10:51 am Nov. 12, 2012
One of the more intriguing post-election sub-plots in Washington centers on what exactly the Democratic leadership will do with its newest star, the firebrand consumer advocate Elizabeth Warren.
Warren's backers desperately want her to get a seat on the Senate Banking Committee, a prospect that already concerns financial industry executives on Wall Street, who bankrolled her unsuccessful opponent, Republican Scott Brown.
Wall Street would undoubtedly prefer Gillibrand, an evolving friend of the hometown financial service sector, who raised more money from the industry than any Senate candidate except Brown, and only slightly less than House Speaker John Boehner.
But a Gillibrand spokesman just told me that the senator is not seeking a seat on the committee.

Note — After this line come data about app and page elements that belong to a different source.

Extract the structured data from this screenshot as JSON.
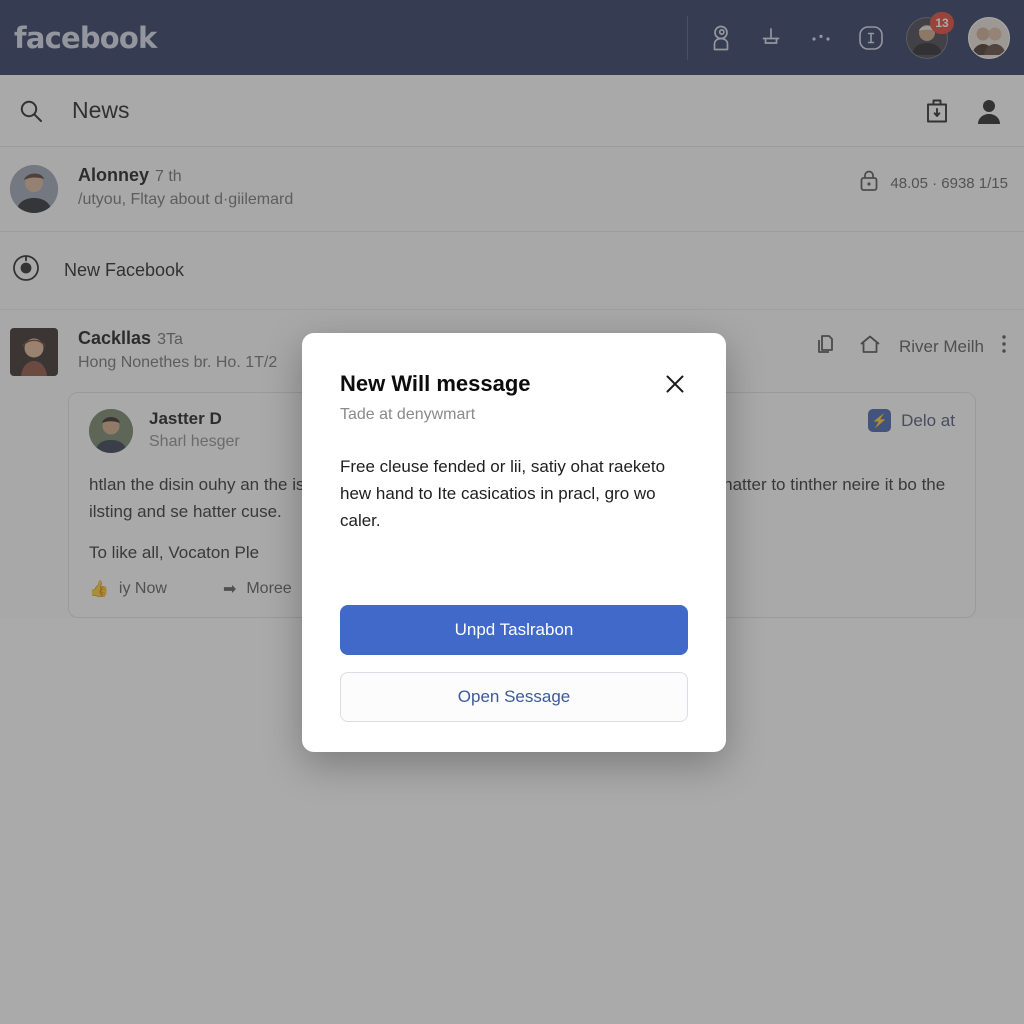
{
  "topbar": {
    "brand": "facebook",
    "icons": [
      {
        "name": "video-camera-icon",
        "glyph": "video"
      },
      {
        "name": "plug-icon",
        "glyph": "plug"
      },
      {
        "name": "more-dots-icon",
        "glyph": "dots"
      },
      {
        "name": "info-icon",
        "glyph": "info"
      }
    ],
    "notification_avatar": {
      "name": "notification-avatar",
      "badge": "13"
    },
    "profile_avatar": {
      "name": "profile-avatar"
    }
  },
  "subheader": {
    "search_icon": "search-icon",
    "title": "News",
    "right_icons": [
      {
        "name": "inbox-icon"
      },
      {
        "name": "person-icon"
      }
    ]
  },
  "feed": {
    "posts": [
      {
        "avatar_name": "post-avatar-alonney",
        "author": "Alonney",
        "time": "7 th",
        "subtitle": "/utyou, Fltay about d·giilemard",
        "meta_icon": "lock-icon",
        "meta_text": "48.05 · 6938 1/15"
      }
    ],
    "notice": {
      "icon": "clock-icon",
      "label": "New Facebook"
    },
    "second_post": {
      "avatar_name": "post-avatar-cackllas",
      "author": "Cackllas",
      "time": "3Ta",
      "subtitle": "Hong Nonethes br. Ho. 1T/2",
      "right_icons": [
        {
          "name": "copy-icon"
        },
        {
          "name": "home-icon"
        }
      ],
      "right_label": "River Meilh",
      "overflow_icon": "kebab-menu-icon"
    },
    "card": {
      "avatar_name": "card-avatar-jastter",
      "name": "Jastter D",
      "subtitle": "Sharl hesger",
      "chip_icon": "bolt-icon",
      "chip_glyph": "⚡",
      "chip_label": "Delo at",
      "body": "htlan the disin ouhy an the isco black, sepur deleratey edearmed , Chane, euch oun hatter to tinther neire it bo the ilsting and se hatter cuse.",
      "cta": "To like all, Vocaton Ple",
      "actions": [
        {
          "name": "like-action",
          "icon": "thumbs-up-icon",
          "glyph": "👍",
          "label": "iy Now"
        },
        {
          "name": "more-action",
          "icon": "arrow-right-icon",
          "glyph": "➡",
          "label": "Moree"
        }
      ]
    }
  },
  "modal": {
    "title": "New Will message",
    "subtitle": "Tade at denywmart",
    "close_icon": "close-icon",
    "body": "Free cleuse fended or lii, satiy ohat raeketo hew hand to Ite casicatios in pracl, gro wo caler.",
    "primary_button": "Unpd Taslrabon",
    "secondary_button": "Open Sessage"
  },
  "colors": {
    "topbar": "#253057",
    "primary": "#4169c9",
    "badge": "#e23b30",
    "link": "#3c5a9a"
  }
}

So that scenario, in which Warren is effectively blocked by Gillibrand, isn't going to happen.
It would have been highly unusual in any case for Gillibrand to join her colleague, senior senator Chuck Schumer, on the committee, since senators usually spread their state's influence by sitting on separate committees.
Schumer and Gillibrand have something of an upstate-downstate division of labor, with Gillibrand sitting on the Agriculture Committee, along with Armed Services, Environment and Public Works, and Aging.